The most difficult part of working with glass is that you need a lot of patience when handling and processing it. Glass is a very hard material and you need even harder tools to be able to cut, sand and polish it. Glass coldworking processes take a lot of time. Glass is also a very brittle material so you have to be careful when handling it or it can crack or shatter easily.


We take on mainly customized orders at the moment because of our limited manpower but we intend to stock more ready-made products in future.


We believe most people discovered us through our Instagram, our website and from word-of-mouth.


To us, sustainable consumerism means consuming only what you need rather than what you want. In other words, sustainable consumerism means reducing excessive consumption.

Some examples of what we mean include not going for buffets because nobody really needs to eat that much in a single meal; not over-ordering food if you know that it may result in unconsumed food and thus food wastage; taking public transport instead of private hire vehicles or taxis when it is not necessary to travel by cars and buying longer lasting electrical appliances and fixing them instead of simply replacing them.

In the case of food, sustainable consumption can lead to a lot of health benefits and cost savings. Excessive consumption of food contributes to many of the chronic illnesses that pervade societies of developed countries, such as heart disease, diabetes and gout. Moderating our intake of food and eating less in general can help our pockets and bodies in both the short-term and long-term.

In the case of things that we use in our daily lives, we often get caught up in the trend of buying the next new shiny thing. However, it would be good for us to stop and think about whether we actually need that next new shiny thing. For example, it is common for people to upgrade to the immediate next phone model whenever it is released.

However, for many of us, I believe that what we have on hand is already sufficiently good enough and thus it may not warrant the upgrade. When things break down, we could also try to fix or repair them rather than simply buying a new one to replace them.

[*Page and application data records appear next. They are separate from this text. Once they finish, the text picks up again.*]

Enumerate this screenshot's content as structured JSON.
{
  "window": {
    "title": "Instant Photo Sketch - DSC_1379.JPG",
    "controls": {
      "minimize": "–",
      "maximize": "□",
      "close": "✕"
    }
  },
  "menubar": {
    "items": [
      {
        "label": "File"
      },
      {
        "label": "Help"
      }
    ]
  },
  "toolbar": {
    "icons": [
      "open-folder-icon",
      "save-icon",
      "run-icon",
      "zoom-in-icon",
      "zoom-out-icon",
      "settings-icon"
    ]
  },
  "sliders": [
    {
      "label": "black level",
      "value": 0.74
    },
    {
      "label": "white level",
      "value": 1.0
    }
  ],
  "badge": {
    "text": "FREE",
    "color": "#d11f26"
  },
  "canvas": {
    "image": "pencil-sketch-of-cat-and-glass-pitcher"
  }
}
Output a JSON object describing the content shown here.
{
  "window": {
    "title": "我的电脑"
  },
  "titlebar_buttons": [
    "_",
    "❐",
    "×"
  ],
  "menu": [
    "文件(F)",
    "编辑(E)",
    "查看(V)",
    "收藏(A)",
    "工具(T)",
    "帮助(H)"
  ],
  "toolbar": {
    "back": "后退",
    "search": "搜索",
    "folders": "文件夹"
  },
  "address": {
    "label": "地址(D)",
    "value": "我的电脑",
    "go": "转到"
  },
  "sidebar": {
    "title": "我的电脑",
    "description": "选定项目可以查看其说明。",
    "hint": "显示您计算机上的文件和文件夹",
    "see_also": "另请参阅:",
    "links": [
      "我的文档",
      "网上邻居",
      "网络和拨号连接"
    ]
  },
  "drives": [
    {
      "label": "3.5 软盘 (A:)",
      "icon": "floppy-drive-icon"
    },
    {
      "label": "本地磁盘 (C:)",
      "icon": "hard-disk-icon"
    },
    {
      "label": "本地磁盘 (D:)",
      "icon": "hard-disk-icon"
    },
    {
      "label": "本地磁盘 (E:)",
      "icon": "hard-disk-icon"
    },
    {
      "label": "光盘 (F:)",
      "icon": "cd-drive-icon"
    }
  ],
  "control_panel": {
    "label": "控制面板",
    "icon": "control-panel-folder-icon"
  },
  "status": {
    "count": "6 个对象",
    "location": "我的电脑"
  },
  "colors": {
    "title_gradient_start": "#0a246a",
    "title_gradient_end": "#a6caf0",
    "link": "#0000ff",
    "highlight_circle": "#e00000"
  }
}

As mentioned earlier, the “out of sight, out of mind” aspect of Singapore’s waste management system makes it easy for us to forget the environmental impact of waste until we are reminded of it when we see photos of landfills in other countries.


If you were to ask me this question five years ago, I would say no. However, I have begun to feel a wave of change since then and the change is certainly a positive one. Many people, including those of the older generation, are now aware of very important environmental problems such as climate change and rising sea levels. Why are they now aware of these problems?

Unfortunately, it is because they have also begun to observe marked deviations in weather patterns from what they have experienced in their youth. And we can see this marked shift in the Singapore government’s posturing as well. The Singapore government launched the Singapore Green Plan 2030 in January this year “to advance Singapore's national agenda on sustainable development”.

Whether or not this change in posturing was because of official recognition of the threat of climate change and related environmental problems to Singapore or the need to stay competitive compared to other international cities does not matter. Because the important thing is to take action. If there is no action, there will not be any change.

Many people are now asking what they can do to help or contribute to the cause, and both of us are seeing this because many people have approached us to see whether we could take their glass. That we are in a position to enable change in Singapore society at least for glass upcycling and recycling, this is what keeps us awake at night and what drives us to push Soda Lemon to greater heights.

To summarize, there will always be more to be done and better decisions can always be made. However, I do think that we as a society are moving in the right direction.

Source: CNA